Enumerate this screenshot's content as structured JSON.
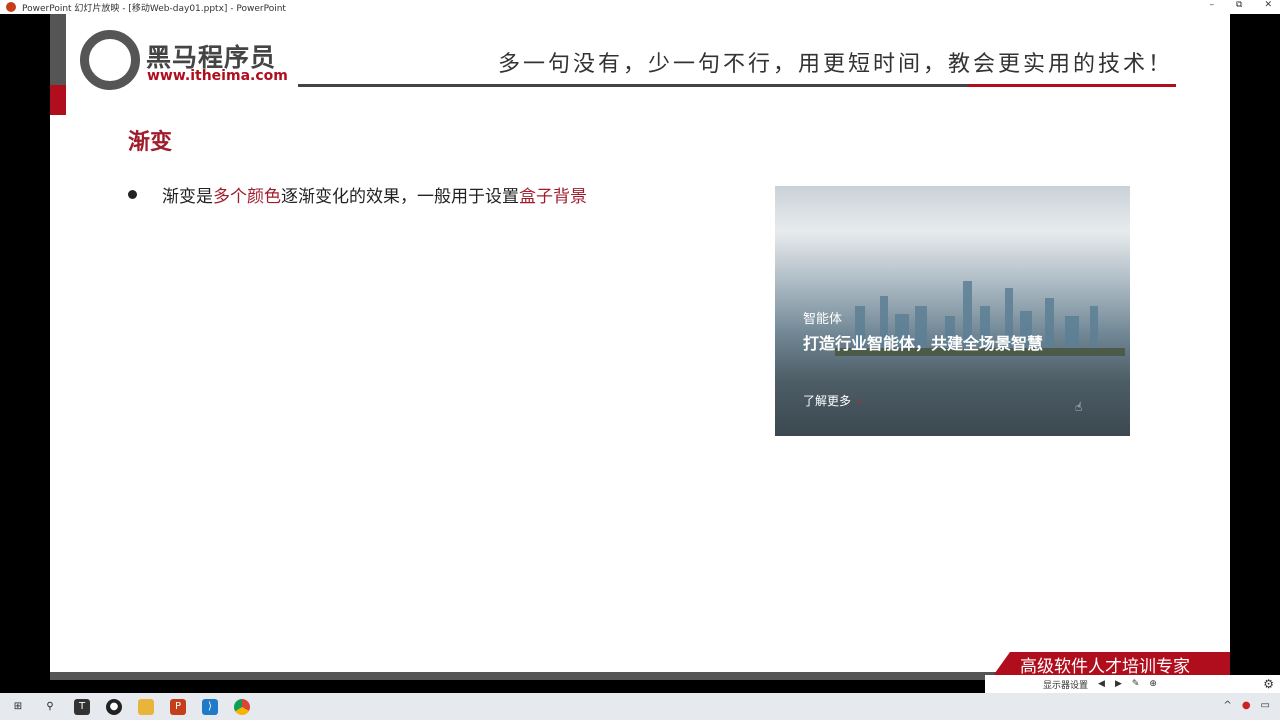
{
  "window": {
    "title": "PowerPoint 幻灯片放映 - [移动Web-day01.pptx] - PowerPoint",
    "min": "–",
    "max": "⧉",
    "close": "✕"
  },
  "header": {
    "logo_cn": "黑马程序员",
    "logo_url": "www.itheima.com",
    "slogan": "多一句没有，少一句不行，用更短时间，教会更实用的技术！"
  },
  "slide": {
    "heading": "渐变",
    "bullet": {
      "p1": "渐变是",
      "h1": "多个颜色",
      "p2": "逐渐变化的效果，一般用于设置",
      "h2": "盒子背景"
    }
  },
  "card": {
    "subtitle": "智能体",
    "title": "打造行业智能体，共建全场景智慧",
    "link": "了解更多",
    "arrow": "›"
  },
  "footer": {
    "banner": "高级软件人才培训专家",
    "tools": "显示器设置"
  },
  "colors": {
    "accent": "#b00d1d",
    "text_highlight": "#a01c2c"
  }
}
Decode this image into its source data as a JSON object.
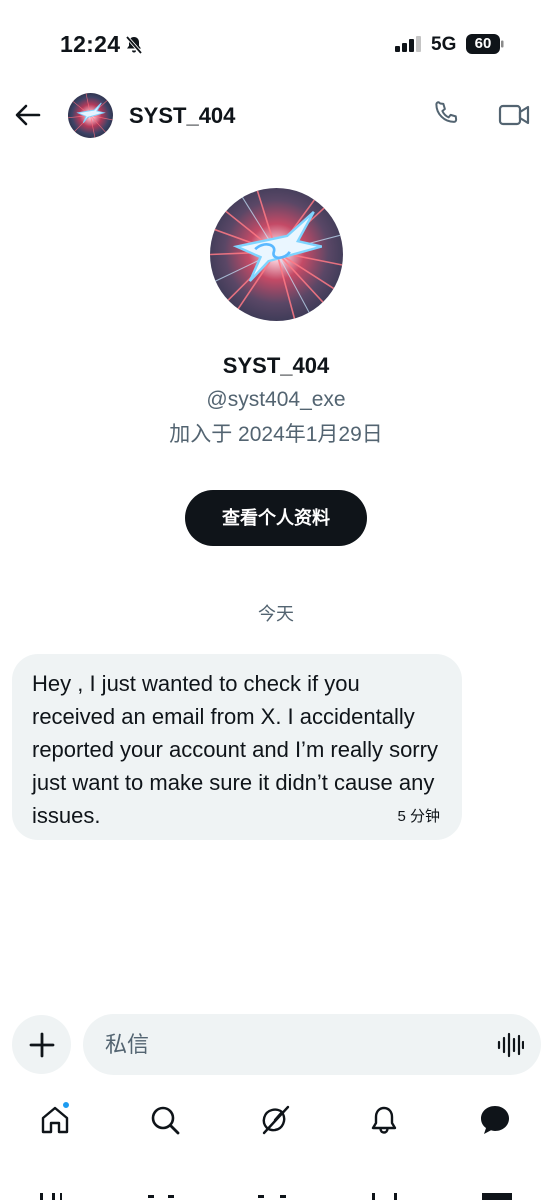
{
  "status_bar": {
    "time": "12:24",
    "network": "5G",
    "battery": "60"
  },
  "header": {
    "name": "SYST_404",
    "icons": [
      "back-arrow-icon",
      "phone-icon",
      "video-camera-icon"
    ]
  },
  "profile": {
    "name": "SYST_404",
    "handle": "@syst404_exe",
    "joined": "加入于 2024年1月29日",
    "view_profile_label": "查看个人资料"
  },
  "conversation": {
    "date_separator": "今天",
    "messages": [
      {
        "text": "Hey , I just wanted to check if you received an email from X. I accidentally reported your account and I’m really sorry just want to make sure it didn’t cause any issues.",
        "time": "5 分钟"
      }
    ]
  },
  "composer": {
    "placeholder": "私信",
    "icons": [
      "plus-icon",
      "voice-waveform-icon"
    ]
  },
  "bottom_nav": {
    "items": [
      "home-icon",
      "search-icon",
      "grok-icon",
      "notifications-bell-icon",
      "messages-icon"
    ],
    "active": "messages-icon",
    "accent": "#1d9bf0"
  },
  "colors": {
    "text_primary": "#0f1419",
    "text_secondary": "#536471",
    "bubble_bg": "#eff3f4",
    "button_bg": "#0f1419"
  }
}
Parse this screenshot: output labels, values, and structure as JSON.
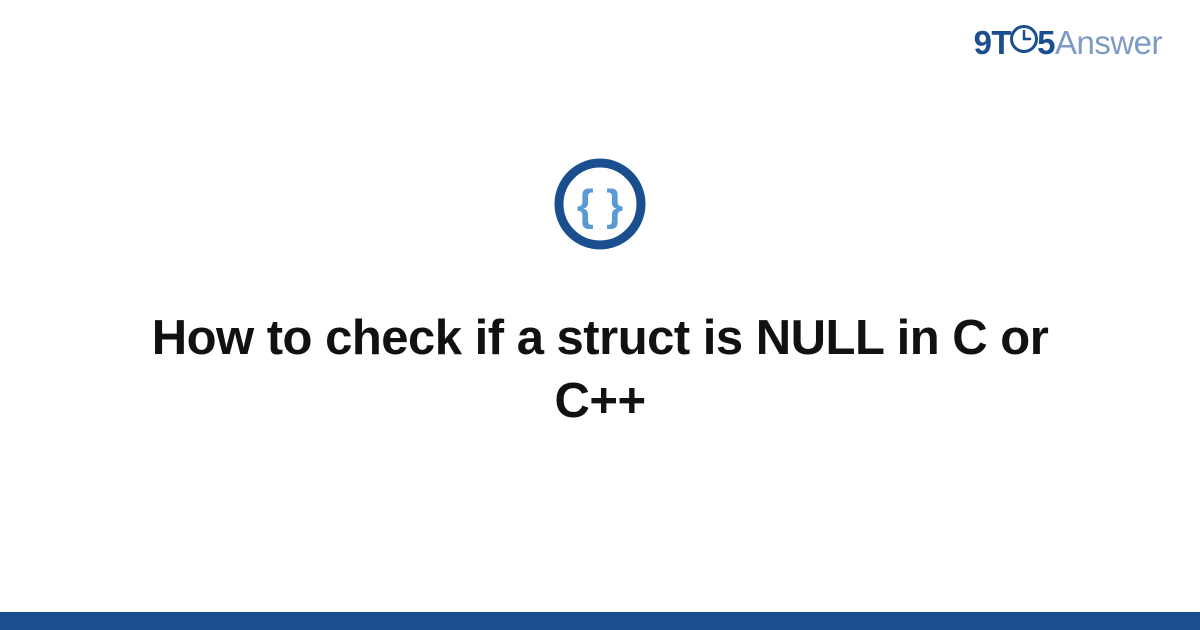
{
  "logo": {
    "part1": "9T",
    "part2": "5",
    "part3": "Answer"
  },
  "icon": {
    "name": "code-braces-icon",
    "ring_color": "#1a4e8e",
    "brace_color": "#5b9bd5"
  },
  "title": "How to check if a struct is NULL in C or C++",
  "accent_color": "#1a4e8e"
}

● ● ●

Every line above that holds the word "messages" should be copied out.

◆ **Output**
    "messages": [
      "messages-icon"
    "active": "messages-icon",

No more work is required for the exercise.